Beth Rosenberg was thrilled and gratified but unsurprised by the success of her team, which included a School of Engineering grad student, Matias Seijas, who was the programmer for the app, and a recent School of Engineering alum, Cristina Ulerio, who created the app’s video and serves as TKU’s program manager. “Working with the ABILITY Lab and the School of Engineering means that we can draw on a large pool of talent and resources,” she says. “And across the entire community, there are people—including Luke DuBois, the co-chair of the IDM program and a huge TKU fan—who share our goals of nurturing the next generation of savvy kids like Seth, with the ability to create tech and not just consume it.”

Just as the simple act of carving out curb cuts (as has been required by the ADA) enhanced life for countless people in wheelchairs, the winning solutions opened up a new world of possibilities.  In addition to LOLA, for example, grand prize winner Kinesic Mouse, which also took home the award for Best Mobility Solution, uses a 3D camera to detect facial expressions and head rotations, allowing users to operate personal computers totally hands-free.  Another honoree, Ava (Transcense), which was deemed Best Solution for People with Sensory Disabilities, is a mobile app that helps people who have hearing disabilities by tracking conversations in the surrounding area and translating the sound into text in real time.

AT&T New York President Marissa Shorenstein asserted, “The promise of the Americans with Disabilities Act was to remove barriers that people with disabilities face--it’s clear from these extraordinary submissions that technology plays an important role in fulfilling the law’s mission.”

“Increasing access and creating more connectability are centrally important concepts to what we all focus on in Academia,” Dean Sreenivasan concluded, “whether it be through providing education for those that are less economically advantaged, researching ways to allow more data to be transferred at lower rates for all people, or simply working with young new York City public school students to ensure that they have the knowledge to make an informed decision about which field they want to pursue.
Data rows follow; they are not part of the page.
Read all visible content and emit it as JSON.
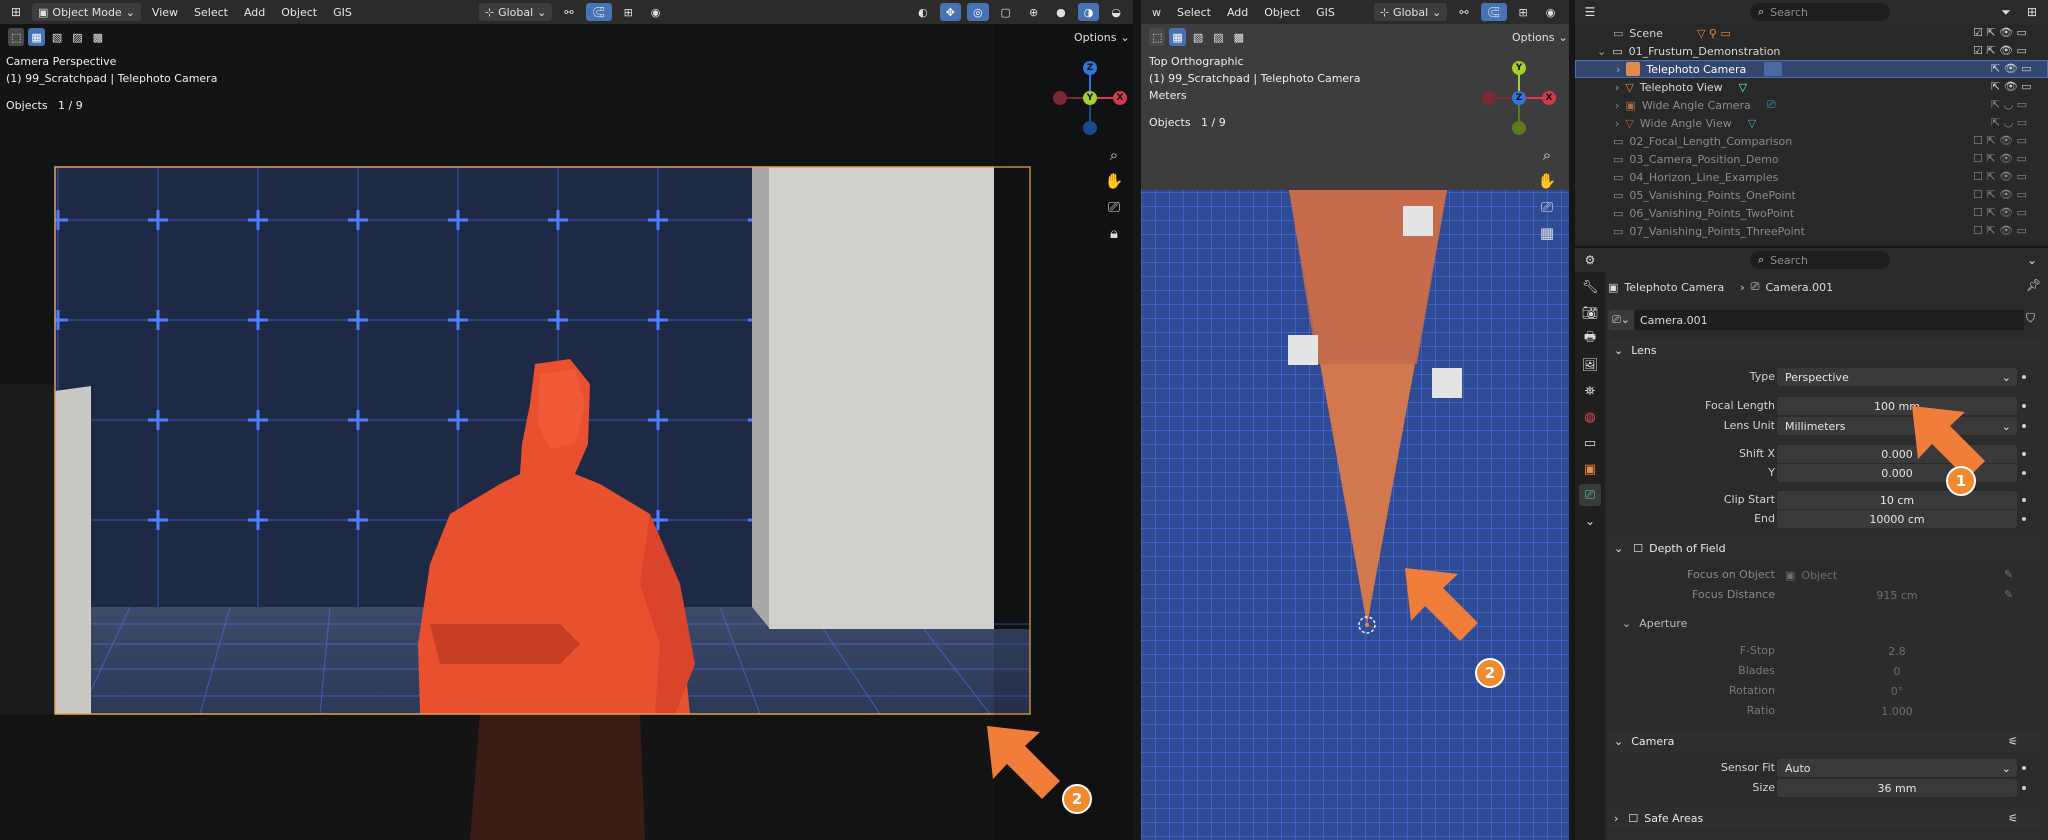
{
  "left_viewport": {
    "header": {
      "mode_label": "Object Mode",
      "menus": [
        "View",
        "Select",
        "Add",
        "Object",
        "GIS"
      ],
      "transform_orientation": "Global",
      "options_label": "Options"
    },
    "overlay": {
      "view_name": "Camera Perspective",
      "collection_info": "(1) 99_Scratchpad | Telephoto Camera",
      "objects_label": "Objects",
      "objects_count": "1 / 9"
    },
    "gizmo": {
      "z": "Z",
      "y": "Y",
      "x": "X"
    },
    "callout_2": "2"
  },
  "right_viewport": {
    "header": {
      "menus": [
        "w",
        "Select",
        "Add",
        "Object",
        "GIS"
      ],
      "transform_orientation": "Global",
      "options_label": "Options"
    },
    "overlay": {
      "view_name": "Top Orthographic",
      "collection_info": "(1) 99_Scratchpad | Telephoto Camera",
      "units": "Meters",
      "objects_label": "Objects",
      "objects_count": "1 / 9"
    },
    "gizmo": {
      "z": "Z",
      "y": "Y",
      "x": "X"
    },
    "callout_2": "2"
  },
  "outliner": {
    "search_placeholder": "Search",
    "rows": [
      {
        "label": "Scene"
      },
      {
        "label": "01_Frustum_Demonstration"
      },
      {
        "label": "Telephoto Camera",
        "selected": true
      },
      {
        "label": "Telephoto View"
      },
      {
        "label": "Wide Angle Camera"
      },
      {
        "label": "Wide Angle View"
      },
      {
        "label": "02_Focal_Length_Comparison"
      },
      {
        "label": "03_Camera_Position_Demo"
      },
      {
        "label": "04_Horizon_Line_Examples"
      },
      {
        "label": "05_Vanishing_Points_OnePoint"
      },
      {
        "label": "06_Vanishing_Points_TwoPoint"
      },
      {
        "label": "07_Vanishing_Points_ThreePoint"
      }
    ]
  },
  "properties": {
    "search_placeholder": "Search",
    "breadcrumb_object": "Telephoto Camera",
    "breadcrumb_data": "Camera.001",
    "datablock_name": "Camera.001",
    "lens": {
      "title": "Lens",
      "type_label": "Type",
      "type_value": "Perspective",
      "focal_length_label": "Focal Length",
      "focal_length_value": "100 mm",
      "lens_unit_label": "Lens Unit",
      "lens_unit_value": "Millimeters",
      "shift_x_label": "Shift X",
      "shift_x_value": "0.000",
      "shift_y_label": "Y",
      "shift_y_value": "0.000",
      "clip_start_label": "Clip Start",
      "clip_start_value": "10 cm",
      "clip_end_label": "End",
      "clip_end_value": "10000 cm"
    },
    "dof": {
      "title": "Depth of Field",
      "focus_object_label": "Focus on Object",
      "focus_object_placeholder": "Object",
      "focus_distance_label": "Focus Distance",
      "focus_distance_value": "915 cm",
      "aperture_title": "Aperture",
      "fstop_label": "F-Stop",
      "fstop_value": "2.8",
      "blades_label": "Blades",
      "blades_value": "0",
      "rotation_label": "Rotation",
      "rotation_value": "0°",
      "ratio_label": "Ratio",
      "ratio_value": "1.000"
    },
    "camera": {
      "title": "Camera",
      "sensor_fit_label": "Sensor Fit",
      "sensor_fit_value": "Auto",
      "size_label": "Size",
      "size_value": "36 mm"
    },
    "safe_areas_title": "Safe Areas",
    "callout_1": "1"
  }
}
There is no better use of one’s time that to democratize opportunity, and that is exactly what each of you have done today.  You have enhanced opportunity for those with disabilities and I am proud that NYU can be a partner to such a lofty goal.”

The full set of winners can be seen on the press release.